used, but I have also used Duplaplant tablets and Duplaplant 24
successfully. (You _must_ use both Dupla products for that system to
At this point, there should be no algae problem in the tank. If the
is looking good, you can start stocking the tank over a period of time.
Light feeding of the fish, and regular water changes should also
On my personal tanks, I stock a little more heavily and do weekly 25-30%
water changes. When I am advising others, and particularly when I'm
setting up classroom tanks, I have them stock the tank more lightly, and
25% water changes every 2 weeks.
If there _is_ an algae problem, it is _probably_ because there has been
large die-off of plants, either because they were unsuitable species, or
because they were in poor health when placed in the tank. In either
do _not_ add more fish. Remove as much algae as possible manually as it
appears. Remove all dying plant material as soon as you see it.
sponge prefilters on filter intakes, and rinse no less often than ever
hours to prevent plant material to break down within the tank. Do water
changes no less often than weekly, no less than 25% per change until the
algae problem is under control. You can go as high as 50% daily for a
days if absolutely necessary. I would also not add trace element
supplements until this initial algae problem was brought under control.
The best way to avoid this type of initial die-off problem is to buy
aquarium grown stock that has come from similar water conditions, and
hasn't withstood the trauma of shipping. This means the best place to
plants is your local aquarium society auction.

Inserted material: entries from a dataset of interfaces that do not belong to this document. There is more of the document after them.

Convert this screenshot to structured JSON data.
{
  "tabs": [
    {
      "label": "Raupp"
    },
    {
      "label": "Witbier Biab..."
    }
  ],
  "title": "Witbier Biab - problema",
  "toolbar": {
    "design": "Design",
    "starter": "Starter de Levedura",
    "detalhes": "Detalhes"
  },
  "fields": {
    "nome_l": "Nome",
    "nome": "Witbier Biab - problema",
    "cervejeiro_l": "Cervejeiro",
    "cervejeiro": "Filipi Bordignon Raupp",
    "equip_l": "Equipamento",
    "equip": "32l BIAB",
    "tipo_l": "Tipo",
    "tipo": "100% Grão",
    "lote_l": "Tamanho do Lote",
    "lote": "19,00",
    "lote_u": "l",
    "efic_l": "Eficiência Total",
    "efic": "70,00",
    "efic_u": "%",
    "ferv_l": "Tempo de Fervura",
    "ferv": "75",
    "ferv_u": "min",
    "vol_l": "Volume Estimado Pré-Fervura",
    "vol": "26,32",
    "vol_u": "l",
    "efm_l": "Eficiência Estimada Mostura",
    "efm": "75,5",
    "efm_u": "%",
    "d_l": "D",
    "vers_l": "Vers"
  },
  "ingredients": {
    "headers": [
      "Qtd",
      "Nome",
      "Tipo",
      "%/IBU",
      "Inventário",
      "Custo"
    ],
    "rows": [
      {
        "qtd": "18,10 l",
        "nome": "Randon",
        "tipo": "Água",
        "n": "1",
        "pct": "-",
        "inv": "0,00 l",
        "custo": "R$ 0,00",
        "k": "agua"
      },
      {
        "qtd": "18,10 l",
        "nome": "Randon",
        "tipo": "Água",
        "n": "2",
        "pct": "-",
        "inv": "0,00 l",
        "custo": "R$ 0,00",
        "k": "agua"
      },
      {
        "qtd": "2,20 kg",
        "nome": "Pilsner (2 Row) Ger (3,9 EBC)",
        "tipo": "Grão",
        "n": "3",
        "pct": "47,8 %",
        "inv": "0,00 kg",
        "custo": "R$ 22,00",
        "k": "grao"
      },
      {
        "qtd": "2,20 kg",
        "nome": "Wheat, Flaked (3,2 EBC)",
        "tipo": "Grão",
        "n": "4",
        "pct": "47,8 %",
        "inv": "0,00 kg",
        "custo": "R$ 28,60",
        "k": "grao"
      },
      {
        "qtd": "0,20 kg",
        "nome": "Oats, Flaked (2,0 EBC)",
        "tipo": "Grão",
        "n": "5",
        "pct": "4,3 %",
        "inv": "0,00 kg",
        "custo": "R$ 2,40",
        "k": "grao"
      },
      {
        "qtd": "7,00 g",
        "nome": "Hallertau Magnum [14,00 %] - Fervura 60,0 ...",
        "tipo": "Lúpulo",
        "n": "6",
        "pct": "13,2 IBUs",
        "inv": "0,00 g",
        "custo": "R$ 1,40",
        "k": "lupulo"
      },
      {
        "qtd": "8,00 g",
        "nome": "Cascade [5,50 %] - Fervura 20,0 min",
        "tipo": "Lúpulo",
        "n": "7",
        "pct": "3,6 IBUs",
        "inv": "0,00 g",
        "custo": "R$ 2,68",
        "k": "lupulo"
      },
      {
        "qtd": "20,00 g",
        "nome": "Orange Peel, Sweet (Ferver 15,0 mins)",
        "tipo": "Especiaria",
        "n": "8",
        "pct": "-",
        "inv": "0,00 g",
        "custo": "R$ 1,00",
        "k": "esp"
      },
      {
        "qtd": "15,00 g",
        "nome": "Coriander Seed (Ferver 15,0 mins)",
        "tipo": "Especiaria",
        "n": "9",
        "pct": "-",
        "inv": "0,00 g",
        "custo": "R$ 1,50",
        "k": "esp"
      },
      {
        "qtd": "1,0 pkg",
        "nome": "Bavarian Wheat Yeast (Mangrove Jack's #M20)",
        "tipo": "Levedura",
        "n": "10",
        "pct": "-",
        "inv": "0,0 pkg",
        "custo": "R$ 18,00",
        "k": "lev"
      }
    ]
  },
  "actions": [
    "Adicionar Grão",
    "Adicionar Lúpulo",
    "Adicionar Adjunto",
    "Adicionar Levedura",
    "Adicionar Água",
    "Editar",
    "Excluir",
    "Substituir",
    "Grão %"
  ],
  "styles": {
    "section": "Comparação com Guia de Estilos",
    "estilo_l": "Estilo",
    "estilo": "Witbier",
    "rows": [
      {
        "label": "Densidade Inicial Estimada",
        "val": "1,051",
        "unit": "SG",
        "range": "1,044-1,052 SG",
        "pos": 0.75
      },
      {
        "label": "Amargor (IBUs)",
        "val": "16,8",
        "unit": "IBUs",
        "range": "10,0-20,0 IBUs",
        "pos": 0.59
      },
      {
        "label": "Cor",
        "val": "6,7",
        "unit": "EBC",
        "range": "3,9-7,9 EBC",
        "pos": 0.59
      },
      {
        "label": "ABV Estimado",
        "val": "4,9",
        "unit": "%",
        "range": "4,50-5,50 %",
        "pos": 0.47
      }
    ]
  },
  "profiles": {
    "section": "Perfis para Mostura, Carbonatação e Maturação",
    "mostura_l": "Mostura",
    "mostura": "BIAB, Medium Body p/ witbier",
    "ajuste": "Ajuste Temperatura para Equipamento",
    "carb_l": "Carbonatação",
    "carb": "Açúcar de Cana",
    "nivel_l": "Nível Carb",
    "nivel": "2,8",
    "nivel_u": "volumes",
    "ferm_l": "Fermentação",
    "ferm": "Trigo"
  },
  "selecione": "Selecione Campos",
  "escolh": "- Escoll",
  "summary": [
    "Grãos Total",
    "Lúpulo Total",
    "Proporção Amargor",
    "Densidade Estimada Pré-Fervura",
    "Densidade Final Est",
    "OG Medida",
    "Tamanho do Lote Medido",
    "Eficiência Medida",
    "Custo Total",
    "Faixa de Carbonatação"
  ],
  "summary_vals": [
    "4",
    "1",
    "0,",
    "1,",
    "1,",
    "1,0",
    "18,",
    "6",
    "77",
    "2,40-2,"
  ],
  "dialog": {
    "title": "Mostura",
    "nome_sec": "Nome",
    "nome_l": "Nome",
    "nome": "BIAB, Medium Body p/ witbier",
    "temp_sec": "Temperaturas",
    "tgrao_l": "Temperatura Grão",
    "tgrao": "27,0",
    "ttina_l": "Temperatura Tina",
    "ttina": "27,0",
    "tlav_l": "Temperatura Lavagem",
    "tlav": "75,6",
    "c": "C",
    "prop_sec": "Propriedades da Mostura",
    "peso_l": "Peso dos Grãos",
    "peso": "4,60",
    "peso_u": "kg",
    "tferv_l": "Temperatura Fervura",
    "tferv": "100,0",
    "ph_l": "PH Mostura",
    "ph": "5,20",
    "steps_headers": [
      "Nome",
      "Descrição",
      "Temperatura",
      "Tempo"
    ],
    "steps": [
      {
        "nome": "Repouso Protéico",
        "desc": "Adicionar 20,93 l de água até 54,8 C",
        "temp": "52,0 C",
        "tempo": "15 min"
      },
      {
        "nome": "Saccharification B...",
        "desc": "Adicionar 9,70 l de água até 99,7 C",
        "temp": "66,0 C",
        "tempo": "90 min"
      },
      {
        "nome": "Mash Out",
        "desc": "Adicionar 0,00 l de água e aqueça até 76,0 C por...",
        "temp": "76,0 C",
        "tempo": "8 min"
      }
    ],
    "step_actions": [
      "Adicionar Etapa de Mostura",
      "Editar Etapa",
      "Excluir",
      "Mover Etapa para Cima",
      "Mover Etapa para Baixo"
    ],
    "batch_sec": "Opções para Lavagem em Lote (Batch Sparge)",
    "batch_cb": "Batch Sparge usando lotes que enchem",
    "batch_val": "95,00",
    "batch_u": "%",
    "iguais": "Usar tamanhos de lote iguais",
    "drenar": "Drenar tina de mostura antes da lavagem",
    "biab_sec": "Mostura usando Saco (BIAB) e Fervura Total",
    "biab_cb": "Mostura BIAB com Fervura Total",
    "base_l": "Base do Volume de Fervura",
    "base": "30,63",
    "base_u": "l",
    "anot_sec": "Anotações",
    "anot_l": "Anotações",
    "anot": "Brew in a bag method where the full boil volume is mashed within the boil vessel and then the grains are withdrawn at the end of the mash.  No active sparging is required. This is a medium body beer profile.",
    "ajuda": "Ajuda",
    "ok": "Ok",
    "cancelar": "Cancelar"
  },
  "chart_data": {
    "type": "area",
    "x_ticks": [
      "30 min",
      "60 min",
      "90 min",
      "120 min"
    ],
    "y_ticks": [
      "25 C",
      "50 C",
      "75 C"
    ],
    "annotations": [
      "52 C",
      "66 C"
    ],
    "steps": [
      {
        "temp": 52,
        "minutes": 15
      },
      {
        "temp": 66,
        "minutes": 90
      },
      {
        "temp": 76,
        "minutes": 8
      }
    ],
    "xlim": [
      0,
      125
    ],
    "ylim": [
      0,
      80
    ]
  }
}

The best plants are the
most common, (i.e. rampant growers) and should be quite inexpensive.
As time goes on, and the tank remains stable and in good condition, it
time to slowly cut back these rampantgrowing species and replace them
more choice, slower growing "specimen" plants. _This_ is when it
makes sense to order from a mail order house if you can't get what you
locally. At the same time, you can pass on some of your "weeds" to
else who needs to get started!>>>
I suspect it would be helpful to many members of the list if others
shared their successful run-in strategies with the group. Any takers?
Regards, Steve Dixon